When you answer, copy every line of the listing below exactly.

━━━━━━━━

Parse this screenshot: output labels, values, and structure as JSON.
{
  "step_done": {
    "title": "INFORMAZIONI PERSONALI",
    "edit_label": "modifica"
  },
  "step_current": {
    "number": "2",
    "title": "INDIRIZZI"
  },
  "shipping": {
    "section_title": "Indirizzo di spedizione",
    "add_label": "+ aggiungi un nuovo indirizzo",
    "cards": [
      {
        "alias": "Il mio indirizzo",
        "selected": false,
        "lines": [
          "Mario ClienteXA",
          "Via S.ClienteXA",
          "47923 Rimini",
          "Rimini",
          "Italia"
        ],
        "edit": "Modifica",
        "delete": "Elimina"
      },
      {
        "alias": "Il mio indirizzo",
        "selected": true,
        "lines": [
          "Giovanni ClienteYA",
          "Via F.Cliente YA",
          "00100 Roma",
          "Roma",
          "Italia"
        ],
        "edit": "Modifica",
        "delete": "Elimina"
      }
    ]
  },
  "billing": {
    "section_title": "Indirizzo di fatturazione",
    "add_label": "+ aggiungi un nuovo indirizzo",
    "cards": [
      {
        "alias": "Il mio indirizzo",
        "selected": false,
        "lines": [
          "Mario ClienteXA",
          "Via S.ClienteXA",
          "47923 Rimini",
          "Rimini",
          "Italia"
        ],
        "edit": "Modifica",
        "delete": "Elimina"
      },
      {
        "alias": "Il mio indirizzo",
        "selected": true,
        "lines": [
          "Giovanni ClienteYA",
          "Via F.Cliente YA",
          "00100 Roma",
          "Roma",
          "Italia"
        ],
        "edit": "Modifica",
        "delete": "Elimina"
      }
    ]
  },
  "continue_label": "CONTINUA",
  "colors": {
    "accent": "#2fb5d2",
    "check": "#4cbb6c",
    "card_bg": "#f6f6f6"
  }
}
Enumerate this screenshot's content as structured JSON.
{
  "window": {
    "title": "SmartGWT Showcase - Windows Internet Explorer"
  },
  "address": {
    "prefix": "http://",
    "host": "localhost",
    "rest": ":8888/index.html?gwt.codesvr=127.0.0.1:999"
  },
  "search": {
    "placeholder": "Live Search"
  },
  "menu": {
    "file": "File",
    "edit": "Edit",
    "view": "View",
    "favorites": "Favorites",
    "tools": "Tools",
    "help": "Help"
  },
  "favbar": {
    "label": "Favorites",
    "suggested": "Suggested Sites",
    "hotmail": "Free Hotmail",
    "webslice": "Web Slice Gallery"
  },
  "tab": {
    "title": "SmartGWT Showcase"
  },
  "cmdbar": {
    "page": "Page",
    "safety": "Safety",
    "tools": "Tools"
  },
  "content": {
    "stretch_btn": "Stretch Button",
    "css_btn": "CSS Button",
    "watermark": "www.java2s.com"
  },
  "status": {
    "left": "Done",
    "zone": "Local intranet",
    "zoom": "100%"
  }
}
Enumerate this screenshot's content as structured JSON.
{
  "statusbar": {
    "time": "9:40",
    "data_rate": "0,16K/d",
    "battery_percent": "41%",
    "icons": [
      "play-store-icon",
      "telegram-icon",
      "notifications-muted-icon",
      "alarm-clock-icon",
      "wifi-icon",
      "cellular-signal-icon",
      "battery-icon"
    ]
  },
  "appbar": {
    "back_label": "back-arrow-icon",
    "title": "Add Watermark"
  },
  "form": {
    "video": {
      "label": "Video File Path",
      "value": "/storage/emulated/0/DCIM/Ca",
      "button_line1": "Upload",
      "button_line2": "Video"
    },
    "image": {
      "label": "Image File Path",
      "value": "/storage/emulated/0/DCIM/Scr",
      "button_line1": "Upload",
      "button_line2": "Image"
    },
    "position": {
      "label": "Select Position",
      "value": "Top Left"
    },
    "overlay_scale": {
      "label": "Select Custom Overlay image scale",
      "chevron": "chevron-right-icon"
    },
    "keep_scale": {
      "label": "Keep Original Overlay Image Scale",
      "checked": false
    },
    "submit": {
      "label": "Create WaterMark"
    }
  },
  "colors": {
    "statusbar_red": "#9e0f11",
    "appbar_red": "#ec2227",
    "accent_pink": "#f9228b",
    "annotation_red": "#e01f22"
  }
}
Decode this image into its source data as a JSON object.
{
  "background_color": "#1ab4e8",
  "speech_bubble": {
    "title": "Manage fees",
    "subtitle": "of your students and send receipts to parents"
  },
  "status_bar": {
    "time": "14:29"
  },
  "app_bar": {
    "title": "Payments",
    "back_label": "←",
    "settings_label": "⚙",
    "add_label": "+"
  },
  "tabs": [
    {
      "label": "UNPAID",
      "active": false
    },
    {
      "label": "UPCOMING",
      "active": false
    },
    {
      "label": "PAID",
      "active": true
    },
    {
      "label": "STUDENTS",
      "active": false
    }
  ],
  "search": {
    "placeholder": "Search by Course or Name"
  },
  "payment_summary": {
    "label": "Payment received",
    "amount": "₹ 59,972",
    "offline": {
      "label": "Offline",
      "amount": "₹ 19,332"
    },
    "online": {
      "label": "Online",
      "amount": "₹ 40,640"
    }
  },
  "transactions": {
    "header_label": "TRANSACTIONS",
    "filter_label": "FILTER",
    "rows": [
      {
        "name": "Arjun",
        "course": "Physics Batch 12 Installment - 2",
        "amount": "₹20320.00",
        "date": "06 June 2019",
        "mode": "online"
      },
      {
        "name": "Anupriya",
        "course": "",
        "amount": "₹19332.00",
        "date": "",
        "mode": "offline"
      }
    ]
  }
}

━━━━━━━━

- Completed task
Parse this screenshot: output labels, values, and structure as JSON.
{
  "step_done": {
    "title": "INFORMAZIONI PERSONALI",
    "edit_label": "modifica"
  },
  "step_current": {
    "number": "2",
    "title": "INDIRIZZI"
  },
  "shipping": {
    "section_title": "Indirizzo di spedizione",
    "add_label": "+ aggiungi un nuovo indirizzo",
    "cards": [
      {
        "alias": "Il mio indirizzo",
        "selected": false,
        "lines": [
          "Mario ClienteXA",
          "Via S.ClienteXA",
          "47923 Rimini",
          "Rimini",
          "Italia"
        ],
        "edit": "Modifica",
        "delete": "Elimina"
      },
      {
        "alias": "Il mio indirizzo",
        "selected": true,
        "lines": [
          "Giovanni ClienteYA",
          "Via F.Cliente YA",
          "00100 Roma",
          "Roma",
          "Italia"
        ],
        "edit": "Modifica",
        "delete": "Elimina"
      }
    ]
  },
  "billing": {
    "section_title": "Indirizzo di fatturazione",
    "add_label": "+ aggiungi un nuovo indirizzo",
    "cards": [
      {
        "alias": "Il mio indirizzo",
        "selected": false,
        "lines": [
          "Mario ClienteXA",
          "Via S.ClienteXA",
          "47923 Rimini",
          "Rimini",
          "Italia"
        ],
        "edit": "Modifica",
        "delete": "Elimina"
      },
      {
        "alias": "Il mio indirizzo",
        "selected": true,
        "lines": [
          "Giovanni ClienteYA",
          "Via F.Cliente YA",
          "00100 Roma",
          "Roma",
          "Italia"
        ],
        "edit": "Modifica",
        "delete": "Elimina"
      }
    ]
  },
  "continue_label": "CONTINUA",
  "colors": {
    "accent": "#2fb5d2",
    "check": "#4cbb6c",
    "card_bg": "#f6f6f6"
  }
}
Enumerate this screenshot's content as structured JSON.
{
  "window": {
    "title": "SmartGWT Showcase - Windows Internet Explorer"
  },
  "address": {
    "prefix": "http://",
    "host": "localhost",
    "rest": ":8888/index.html?gwt.codesvr=127.0.0.1:999"
  },
  "search": {
    "placeholder": "Live Search"
  },
  "menu": {
    "file": "File",
    "edit": "Edit",
    "view": "View",
    "favorites": "Favorites",
    "tools": "Tools",
    "help": "Help"
  },
  "favbar": {
    "label": "Favorites",
    "suggested": "Suggested Sites",
    "hotmail": "Free Hotmail",
    "webslice": "Web Slice Gallery"
  },
  "tab": {
    "title": "SmartGWT Showcase"
  },
  "cmdbar": {
    "page": "Page",
    "safety": "Safety",
    "tools": "Tools"
  },
  "content": {
    "stretch_btn": "Stretch Button",
    "css_btn": "CSS Button",
    "watermark": "www.java2s.com"
  },
  "status": {
    "left": "Done",
    "zone": "Local intranet",
    "zoom": "100%"
  }
}
Enumerate this screenshot's content as structured JSON.
{
  "statusbar": {
    "time": "9:40",
    "data_rate": "0,16K/d",
    "battery_percent": "41%",
    "icons": [
      "play-store-icon",
      "telegram-icon",
      "notifications-muted-icon",
      "alarm-clock-icon",
      "wifi-icon",
      "cellular-signal-icon",
      "battery-icon"
    ]
  },
  "appbar": {
    "back_label": "back-arrow-icon",
    "title": "Add Watermark"
  },
  "form": {
    "video": {
      "label": "Video File Path",
      "value": "/storage/emulated/0/DCIM/Ca",
      "button_line1": "Upload",
      "button_line2": "Video"
    },
    "image": {
      "label": "Image File Path",
      "value": "/storage/emulated/0/DCIM/Scr",
      "button_line1": "Upload",
      "button_line2": "Image"
    },
    "position": {
      "label": "Select Position",
      "value": "Top Left"
    },
    "overlay_scale": {
      "label": "Select Custom Overlay image scale",
      "chevron": "chevron-right-icon"
    },
    "keep_scale": {
      "label": "Keep Original Overlay Image Scale",
      "checked": false
    },
    "submit": {
      "label": "Create WaterMark"
    }
  },
  "colors": {
    "statusbar_red": "#9e0f11",
    "appbar_red": "#ec2227",
    "accent_pink": "#f9228b",
    "annotation_red": "#e01f22"
  }
}
Decode this image into its source data as a JSON object.
{
  "background_color": "#1ab4e8",
  "speech_bubble": {
    "title": "Manage fees",
    "subtitle": "of your students and send receipts to parents"
  },
  "status_bar": {
    "time": "14:29"
  },
  "app_bar": {
    "title": "Payments",
    "back_label": "←",
    "settings_label": "⚙",
    "add_label": "+"
  },
  "tabs": [
    {
      "label": "UNPAID",
      "active": false
    },
    {
      "label": "UPCOMING",
      "active": false
    },
    {
      "label": "PAID",
      "active": true
    },
    {
      "label": "STUDENTS",
      "active": false
    }
  ],
  "search": {
    "placeholder": "Search by Course or Name"
  },
  "payment_summary": {
    "label": "Payment received",
    "amount": "₹ 59,972",
    "offline": {
      "label": "Offline",
      "amount": "₹ 19,332"
    },
    "online": {
      "label": "Online",
      "amount": "₹ 40,640"
    }
  },
  "transactions": {
    "header_label": "TRANSACTIONS",
    "filter_label": "FILTER",
    "rows": [
      {
        "name": "Arjun",
        "course": "Physics Batch 12 Installment - 2",
        "amount": "₹20320.00",
        "date": "06 June 2019",
        "mode": "online"
      },
      {
        "name": "Anupriya",
        "course": "",
        "amount": "₹19332.00",
        "date": "",
        "mode": "offline"
      }
    ]
  }
}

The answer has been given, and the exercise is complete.